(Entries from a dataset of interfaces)
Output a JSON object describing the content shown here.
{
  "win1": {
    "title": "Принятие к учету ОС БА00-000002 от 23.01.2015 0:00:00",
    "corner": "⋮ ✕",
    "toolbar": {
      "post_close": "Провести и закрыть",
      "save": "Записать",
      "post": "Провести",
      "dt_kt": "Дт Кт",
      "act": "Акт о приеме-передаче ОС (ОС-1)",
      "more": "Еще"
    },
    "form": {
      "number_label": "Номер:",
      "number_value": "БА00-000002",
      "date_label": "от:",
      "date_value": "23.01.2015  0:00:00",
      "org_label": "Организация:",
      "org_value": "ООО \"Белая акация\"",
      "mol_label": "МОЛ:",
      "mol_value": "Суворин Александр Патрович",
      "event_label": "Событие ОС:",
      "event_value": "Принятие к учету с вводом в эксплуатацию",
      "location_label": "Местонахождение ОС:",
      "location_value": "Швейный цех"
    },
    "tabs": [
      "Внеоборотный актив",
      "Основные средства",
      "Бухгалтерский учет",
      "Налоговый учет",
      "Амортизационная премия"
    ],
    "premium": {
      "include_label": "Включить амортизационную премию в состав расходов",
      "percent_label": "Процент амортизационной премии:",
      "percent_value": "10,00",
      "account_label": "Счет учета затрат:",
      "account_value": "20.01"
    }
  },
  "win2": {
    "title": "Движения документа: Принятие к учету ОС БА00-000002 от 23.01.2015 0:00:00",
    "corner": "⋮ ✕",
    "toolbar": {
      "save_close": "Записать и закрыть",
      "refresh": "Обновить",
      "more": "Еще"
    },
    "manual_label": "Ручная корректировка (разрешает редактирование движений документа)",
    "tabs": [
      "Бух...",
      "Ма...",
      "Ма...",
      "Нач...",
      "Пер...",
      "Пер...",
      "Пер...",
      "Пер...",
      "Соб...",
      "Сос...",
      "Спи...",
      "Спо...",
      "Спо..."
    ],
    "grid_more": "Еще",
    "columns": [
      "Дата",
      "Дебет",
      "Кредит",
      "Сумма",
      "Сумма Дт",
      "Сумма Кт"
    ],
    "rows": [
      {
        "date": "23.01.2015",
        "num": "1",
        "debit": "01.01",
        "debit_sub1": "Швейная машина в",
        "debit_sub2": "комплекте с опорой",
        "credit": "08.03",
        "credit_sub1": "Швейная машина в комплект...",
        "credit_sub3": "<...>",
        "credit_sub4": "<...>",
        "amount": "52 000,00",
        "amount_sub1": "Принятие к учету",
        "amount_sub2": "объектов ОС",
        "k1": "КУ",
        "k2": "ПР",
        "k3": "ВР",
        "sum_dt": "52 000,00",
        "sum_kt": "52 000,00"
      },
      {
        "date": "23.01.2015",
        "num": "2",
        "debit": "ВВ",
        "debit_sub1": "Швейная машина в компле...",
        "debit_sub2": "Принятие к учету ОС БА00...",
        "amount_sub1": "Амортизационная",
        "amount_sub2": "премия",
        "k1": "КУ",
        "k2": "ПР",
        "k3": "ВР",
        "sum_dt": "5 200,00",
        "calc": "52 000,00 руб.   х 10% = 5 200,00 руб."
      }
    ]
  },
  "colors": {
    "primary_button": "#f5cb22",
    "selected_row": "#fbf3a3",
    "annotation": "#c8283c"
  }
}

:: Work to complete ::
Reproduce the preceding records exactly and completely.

:: Exercise response ::
Output a JSON object describing the content shown here.
{
  "win1": {
    "title": "Принятие к учету ОС БА00-000002 от 23.01.2015 0:00:00",
    "corner": "⋮ ✕",
    "toolbar": {
      "post_close": "Провести и закрыть",
      "save": "Записать",
      "post": "Провести",
      "dt_kt": "Дт Кт",
      "act": "Акт о приеме-передаче ОС (ОС-1)",
      "more": "Еще"
    },
    "form": {
      "number_label": "Номер:",
      "number_value": "БА00-000002",
      "date_label": "от:",
      "date_value": "23.01.2015  0:00:00",
      "org_label": "Организация:",
      "org_value": "ООО \"Белая акация\"",
      "mol_label": "МОЛ:",
      "mol_value": "Суворин Александр Патрович",
      "event_label": "Событие ОС:",
      "event_value": "Принятие к учету с вводом в эксплуатацию",
      "location_label": "Местонахождение ОС:",
      "location_value": "Швейный цех"
    },
    "tabs": [
      "Внеоборотный актив",
      "Основные средства",
      "Бухгалтерский учет",
      "Налоговый учет",
      "Амортизационная премия"
    ],
    "premium": {
      "include_label": "Включить амортизационную премию в состав расходов",
      "percent_label": "Процент амортизационной премии:",
      "percent_value": "10,00",
      "account_label": "Счет учета затрат:",
      "account_value": "20.01"
    }
  },
  "win2": {
    "title": "Движения документа: Принятие к учету ОС БА00-000002 от 23.01.2015 0:00:00",
    "corner": "⋮ ✕",
    "toolbar": {
      "save_close": "Записать и закрыть",
      "refresh": "Обновить",
      "more": "Еще"
    },
    "manual_label": "Ручная корректировка (разрешает редактирование движений документа)",
    "tabs": [
      "Бух...",
      "Ма...",
      "Ма...",
      "Нач...",
      "Пер...",
      "Пер...",
      "Пер...",
      "Пер...",
      "Соб...",
      "Сос...",
      "Спи...",
      "Спо...",
      "Спо..."
    ],
    "grid_more": "Еще",
    "columns": [
      "Дата",
      "Дебет",
      "Кредит",
      "Сумма",
      "Сумма Дт",
      "Сумма Кт"
    ],
    "rows": [
      {
        "date": "23.01.2015",
        "num": "1",
        "debit": "01.01",
        "debit_sub1": "Швейная машина в",
        "debit_sub2": "комплекте с опорой",
        "credit": "08.03",
        "credit_sub1": "Швейная машина в комплект...",
        "credit_sub3": "<...>",
        "credit_sub4": "<...>",
        "amount": "52 000,00",
        "amount_sub1": "Принятие к учету",
        "amount_sub2": "объектов ОС",
        "k1": "КУ",
        "k2": "ПР",
        "k3": "ВР",
        "sum_dt": "52 000,00",
        "sum_kt": "52 000,00"
      },
      {
        "date": "23.01.2015",
        "num": "2",
        "debit": "ВВ",
        "debit_sub1": "Швейная машина в компле...",
        "debit_sub2": "Принятие к учету ОС БА00...",
        "amount_sub1": "Амортизационная",
        "amount_sub2": "премия",
        "k1": "КУ",
        "k2": "ПР",
        "k3": "ВР",
        "sum_dt": "5 200,00",
        "calc": "52 000,00 руб.   х 10% = 5 200,00 руб."
      }
    ]
  },
  "colors": {
    "primary_button": "#f5cb22",
    "selected_row": "#fbf3a3",
    "annotation": "#c8283c"
  }
}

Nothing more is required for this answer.